We, he says, are “excusing the king’s [sic] reckless waste of human life during the pandemic in exchange for a highly speculative prospect.”  

With all due respect, what twaddle. If any change in abortion rates under a reversal of Roe is merely speculative, why are liberals fighting so viciously to vilify Barrett over the issue?

If the issue were of the scant importance Gerson suggests, why did the president he served and reveres say he was working for the day when the unborn are “welcomed in life and respected in law”? Perhaps these are words of the president’s that Gerson does not claim as his own. 

Pro-lifers for their own part do revere those words.

Through all the decades when some in government were “crafting” phrases like “compassionate conservatism,” pro-lifers were building the reality.

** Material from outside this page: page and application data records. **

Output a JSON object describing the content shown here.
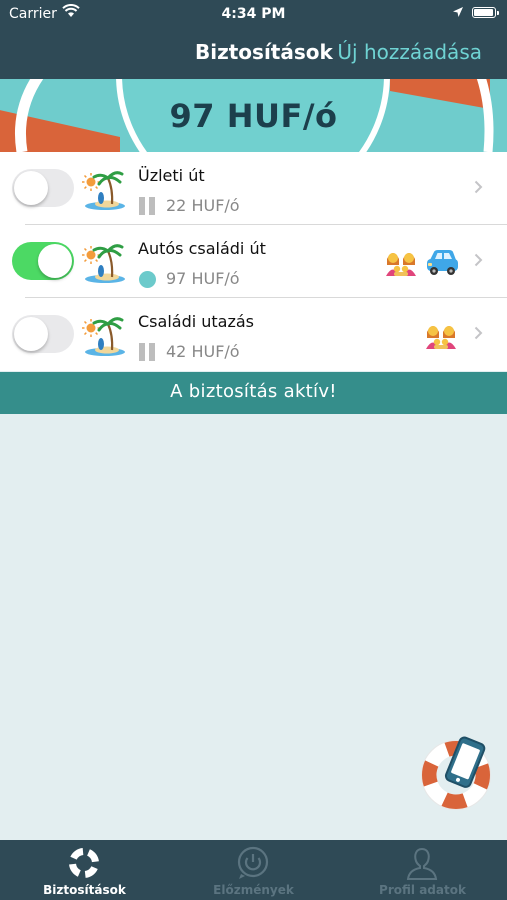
{
  "status_bar": {
    "carrier": "Carrier",
    "time": "4:34 PM"
  },
  "nav": {
    "title": "Biztosítások",
    "add_label": "Új hozzáadása"
  },
  "hero": {
    "price": "97 HUF/ó"
  },
  "insurances": [
    {
      "name": "Üzleti út",
      "price": "22 HUF/ó",
      "enabled": false,
      "status": "paused",
      "badges": []
    },
    {
      "name": "Autós családi út",
      "price": "97 HUF/ó",
      "enabled": true,
      "status": "active",
      "badges": [
        "family",
        "car"
      ]
    },
    {
      "name": "Családi utazás",
      "price": "42 HUF/ó",
      "enabled": false,
      "status": "paused",
      "badges": [
        "family"
      ]
    }
  ],
  "banner": {
    "text": "A biztosítás aktív!"
  },
  "tabs": [
    {
      "label": "Biztosítások",
      "icon": "lifebuoy-icon",
      "active": true
    },
    {
      "label": "Előzmények",
      "icon": "history-icon",
      "active": false
    },
    {
      "label": "Profil adatok",
      "icon": "profile-icon",
      "active": false
    }
  ],
  "colors": {
    "header": "#2f4a56",
    "accent": "#6fcccc",
    "banner": "#358e8b",
    "toggle_on": "#4cd964",
    "lifebuoy_red": "#d9643a"
  }
}
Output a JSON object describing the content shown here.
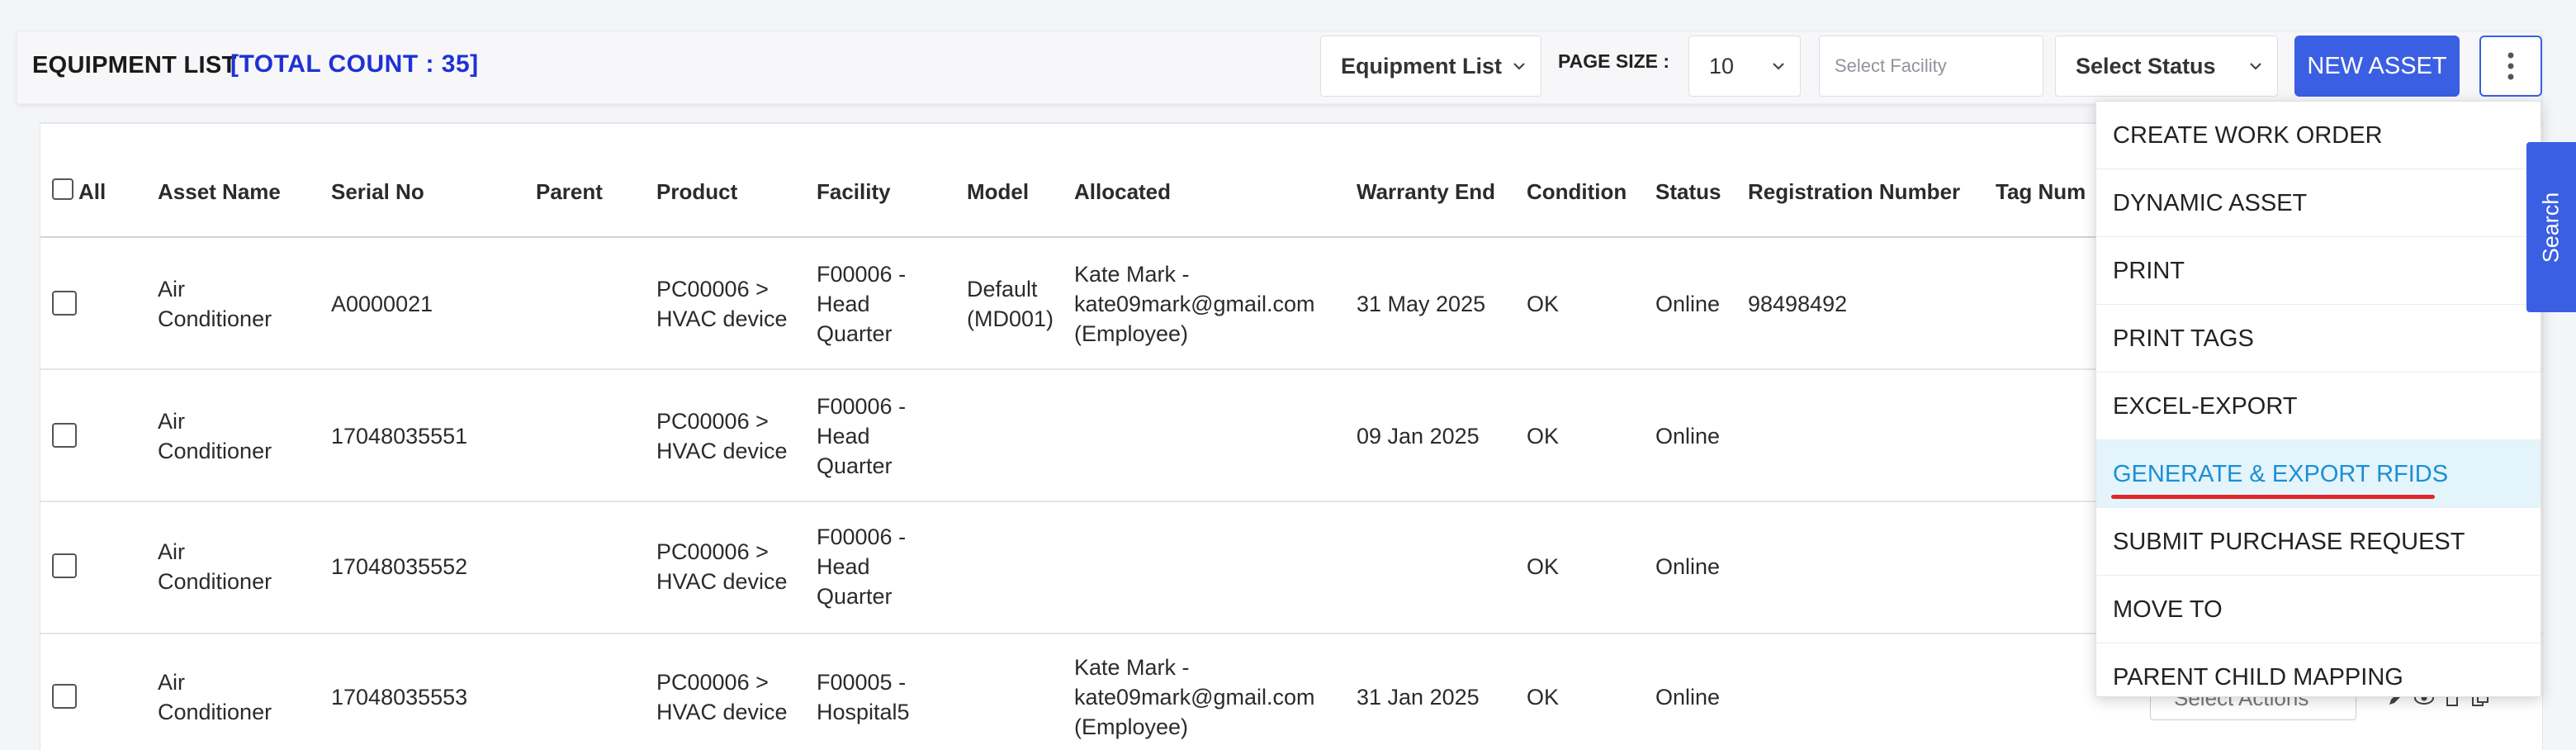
{
  "header": {
    "title": "EQUIPMENT LIST",
    "count": "[TOTAL COUNT : 35]",
    "view_select": "Equipment List",
    "page_size_label": "PAGE SIZE :",
    "page_size": "10",
    "facility_placeholder": "Select Facility",
    "status_select": "Select Status",
    "new_asset": "NEW ASSET"
  },
  "table": {
    "all_label": "All",
    "columns": [
      "Asset Name",
      "Serial No",
      "Parent",
      "Product",
      "Facility",
      "Model",
      "Allocated",
      "Warranty End",
      "Condition",
      "Status",
      "Registration Number",
      "Tag Num"
    ],
    "rows": [
      {
        "asset": "Air\nConditioner",
        "serial": "A0000021",
        "parent": "",
        "product": "PC00006 >\nHVAC device",
        "facility": "F00006 -\nHead\nQuarter",
        "model": "Default\n(MD001)",
        "allocated": "Kate Mark -\nkate09mark@gmail.com\n(Employee)",
        "warranty": "31 May 2025",
        "condition": "OK",
        "status": "Online",
        "reg": "98498492"
      },
      {
        "asset": "Air\nConditioner",
        "serial": "17048035551",
        "parent": "",
        "product": "PC00006 >\nHVAC device",
        "facility": "F00006 -\nHead\nQuarter",
        "model": "",
        "allocated": "",
        "warranty": "09 Jan 2025",
        "condition": "OK",
        "status": "Online",
        "reg": ""
      },
      {
        "asset": "Air\nConditioner",
        "serial": "17048035552",
        "parent": "",
        "product": "PC00006 >\nHVAC device",
        "facility": "F00006 -\nHead\nQuarter",
        "model": "",
        "allocated": "",
        "warranty": "",
        "condition": "OK",
        "status": "Online",
        "reg": ""
      },
      {
        "asset": "Air\nConditioner",
        "serial": "17048035553",
        "parent": "",
        "product": "PC00006 >\nHVAC device",
        "facility": "F00005 -\nHospital5",
        "model": "",
        "allocated": "Kate Mark -\nkate09mark@gmail.com\n(Employee)",
        "warranty": "31 Jan 2025",
        "condition": "OK",
        "status": "Online",
        "reg": ""
      }
    ],
    "row_action_placeholder": "Select Actions"
  },
  "menu": {
    "items": [
      "CREATE WORK ORDER",
      "DYNAMIC ASSET",
      "PRINT",
      "PRINT TAGS",
      "EXCEL-EXPORT",
      "GENERATE & EXPORT RFIDS",
      "SUBMIT PURCHASE REQUEST",
      "MOVE TO",
      "PARENT CHILD MAPPING"
    ],
    "active_index": 5
  },
  "search_tab": "Search",
  "colors": {
    "primary": "#3a5fe3",
    "count": "#1f31d6",
    "menu_active_bg": "#e3f4fa",
    "menu_active_text": "#1b8fd6",
    "underline": "#e0262b"
  }
}
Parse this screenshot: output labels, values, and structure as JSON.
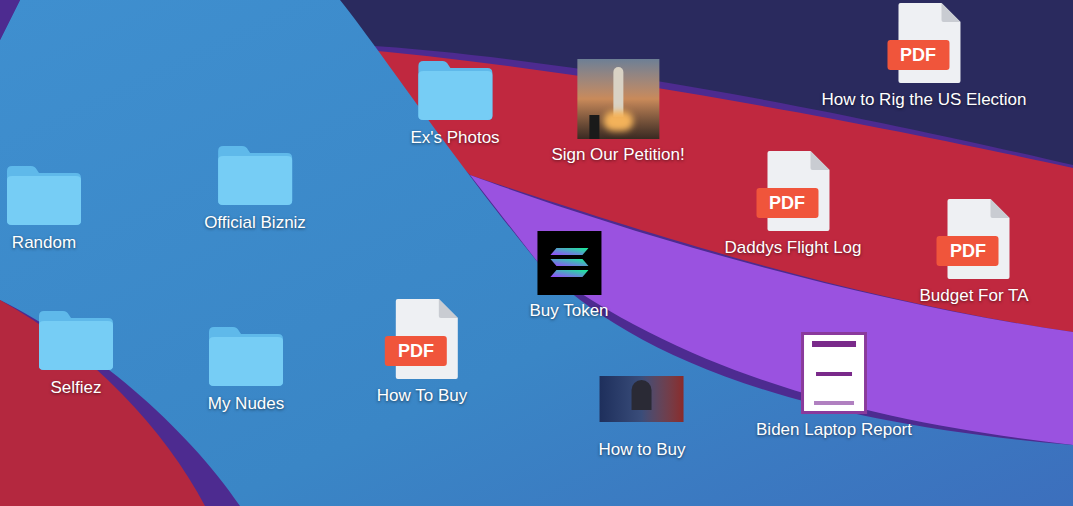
{
  "desktop": {
    "icons": [
      {
        "label": "Random",
        "kind": "folder"
      },
      {
        "label": "Official Bizniz",
        "kind": "folder"
      },
      {
        "label": "Ex's Photos",
        "kind": "folder"
      },
      {
        "label": "Sign Our Petition!",
        "kind": "poster"
      },
      {
        "label": "How to Rig the US Election",
        "kind": "pdf",
        "badge": "PDF"
      },
      {
        "label": "Daddys Flight Log",
        "kind": "pdf",
        "badge": "PDF"
      },
      {
        "label": "Budget For TA",
        "kind": "pdf",
        "badge": "PDF"
      },
      {
        "label": "Buy Token",
        "kind": "token"
      },
      {
        "label": "Selfiez",
        "kind": "folder"
      },
      {
        "label": "My Nudes",
        "kind": "folder"
      },
      {
        "label": "How To Buy",
        "kind": "pdf",
        "badge": "PDF"
      },
      {
        "label": "How to Buy",
        "kind": "video"
      },
      {
        "label": "Biden Laptop Report",
        "kind": "report"
      }
    ]
  }
}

They were establishing more than 2,700 pregnancy help centers that see and serve millions of clients every year. They were providing alternatives to abortion; providing escape routes from sex trafficking and opioid addiction; delivering prenatal care; identifying, treating, and counseling about sexually transmitted diseases. And they were doing so, typically, at no cost to either clients or taxpayers. 

No one doubts that Gerson can turn a phrase. But he may be even more adept at turning on former allies—those benighted blue-collar folks who make no speeches from Olympus, but merely labor in the trenches for life and want to protect everyone’s right to live.